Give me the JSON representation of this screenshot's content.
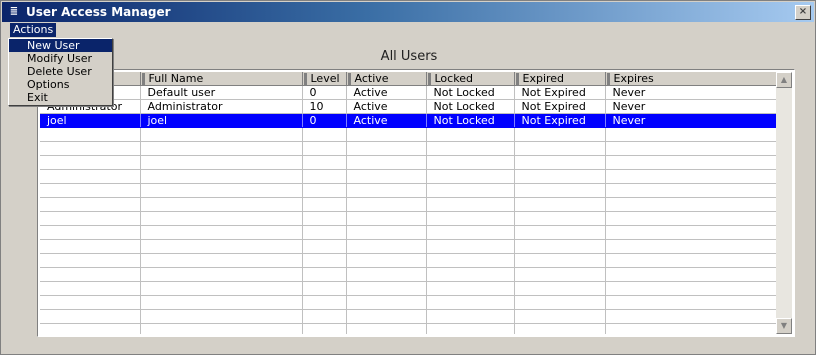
{
  "window": {
    "title": "User Access Manager",
    "close_glyph": "×"
  },
  "menubar": {
    "actions_label": "Actions"
  },
  "dropdown": {
    "items": [
      {
        "label": "New User"
      },
      {
        "label": "Modify User"
      },
      {
        "label": "Delete User"
      },
      {
        "label": "Options"
      },
      {
        "label": "Exit"
      }
    ]
  },
  "main": {
    "section_title": "All Users"
  },
  "table": {
    "columns": [
      "",
      "Full Name",
      "Level",
      "Active",
      "Locked",
      "Expired",
      "Expires"
    ],
    "rows": [
      [
        "",
        "Default user",
        "0",
        "Active",
        "Not Locked",
        "Not Expired",
        "Never"
      ],
      [
        "Administrator",
        "Administrator",
        "10",
        "Active",
        "Not Locked",
        "Not Expired",
        "Never"
      ],
      [
        "joel",
        "joel",
        "0",
        "Active",
        "Not Locked",
        "Not Expired",
        "Never"
      ]
    ],
    "selected_row": 2
  },
  "icons": {
    "app": "app-icon",
    "close": "close-icon",
    "scroll_up": "scroll-up-icon",
    "scroll_down": "scroll-down-icon"
  },
  "colors": {
    "title_start": "#0a246a",
    "title_end": "#a6caf0",
    "selection": "#0000ff",
    "chrome": "#d4d0c8"
  }
}
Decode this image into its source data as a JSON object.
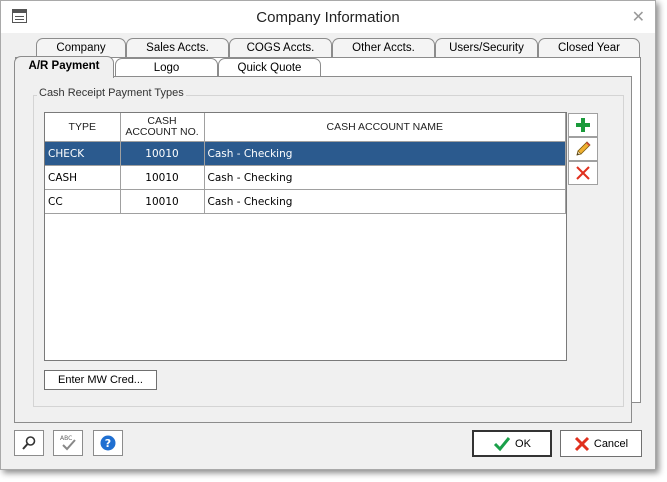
{
  "window": {
    "title": "Company Information"
  },
  "tabs_row1": [
    {
      "label": "Company"
    },
    {
      "label": "Sales Accts."
    },
    {
      "label": "COGS Accts."
    },
    {
      "label": "Other Accts."
    },
    {
      "label": "Users/Security"
    },
    {
      "label": "Closed Year"
    }
  ],
  "tabs_row2": [
    {
      "label": "A/R Payment",
      "active": true
    },
    {
      "label": "Logo"
    },
    {
      "label": "Quick Quote"
    }
  ],
  "group": {
    "label": "Cash Receipt Payment Types"
  },
  "grid": {
    "headers": {
      "type": "TYPE",
      "cash_account_no_1": "CASH",
      "cash_account_no_2": "ACCOUNT NO.",
      "cash_account_name": "CASH ACCOUNT NAME"
    },
    "rows": [
      {
        "type": "CHECK",
        "account_no": "10010",
        "account_name": "Cash - Checking",
        "selected": true
      },
      {
        "type": "CASH",
        "account_no": "10010",
        "account_name": "Cash - Checking"
      },
      {
        "type": "CC",
        "account_no": "10010",
        "account_name": "Cash - Checking"
      }
    ]
  },
  "buttons": {
    "enter_mw": "Enter MW Cred...",
    "ok": "OK",
    "cancel": "Cancel"
  },
  "colors": {
    "selection": "#2b5a8e",
    "add_icon": "#1a9a3a",
    "delete_icon": "#e0301e",
    "help_icon": "#1f6fd1"
  }
}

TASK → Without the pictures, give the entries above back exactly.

EXERCISE RESULT →
Give me the JSON representation of this screenshot's content.
{
  "window": {
    "title": "User Access Manager",
    "close_glyph": "×"
  },
  "menubar": {
    "actions_label": "Actions"
  },
  "dropdown": {
    "items": [
      {
        "label": "New User"
      },
      {
        "label": "Modify User"
      },
      {
        "label": "Delete User"
      },
      {
        "label": "Options"
      },
      {
        "label": "Exit"
      }
    ]
  },
  "main": {
    "section_title": "All Users"
  },
  "table": {
    "columns": [
      "",
      "Full Name",
      "Level",
      "Active",
      "Locked",
      "Expired",
      "Expires"
    ],
    "rows": [
      [
        "",
        "Default user",
        "0",
        "Active",
        "Not Locked",
        "Not Expired",
        "Never"
      ],
      [
        "Administrator",
        "Administrator",
        "10",
        "Active",
        "Not Locked",
        "Not Expired",
        "Never"
      ],
      [
        "joel",
        "joel",
        "0",
        "Active",
        "Not Locked",
        "Not Expired",
        "Never"
      ]
    ],
    "selected_row": 2
  },
  "icons": {
    "app": "app-icon",
    "close": "close-icon",
    "scroll_up": "scroll-up-icon",
    "scroll_down": "scroll-down-icon"
  },
  "colors": {
    "title_start": "#0a246a",
    "title_end": "#a6caf0",
    "selection": "#0000ff",
    "chrome": "#d4d0c8"
  }
}
Decode this image into its source data as a JSON object.
{
  "window": {
    "title": "Company Information"
  },
  "tabs_row1": [
    {
      "label": "Company"
    },
    {
      "label": "Sales Accts."
    },
    {
      "label": "COGS Accts."
    },
    {
      "label": "Other Accts."
    },
    {
      "label": "Users/Security"
    },
    {
      "label": "Closed Year"
    }
  ],
  "tabs_row2": [
    {
      "label": "A/R Payment",
      "active": true
    },
    {
      "label": "Logo"
    },
    {
      "label": "Quick Quote"
    }
  ],
  "group": {
    "label": "Cash Receipt Payment Types"
  },
  "grid": {
    "headers": {
      "type": "TYPE",
      "cash_account_no_1": "CASH",
      "cash_account_no_2": "ACCOUNT NO.",
      "cash_account_name": "CASH ACCOUNT NAME"
    },
    "rows": [
      {
        "type": "CHECK",
        "account_no": "10010",
        "account_name": "Cash - Checking",
        "selected": true
      },
      {
        "type": "CASH",
        "account_no": "10010",
        "account_name": "Cash - Checking"
      },
      {
        "type": "CC",
        "account_no": "10010",
        "account_name": "Cash - Checking"
      }
    ]
  },
  "buttons": {
    "enter_mw": "Enter MW Cred...",
    "ok": "OK",
    "cancel": "Cancel"
  },
  "colors": {
    "selection": "#2b5a8e",
    "add_icon": "#1a9a3a",
    "delete_icon": "#e0301e",
    "help_icon": "#1f6fd1"
  }
}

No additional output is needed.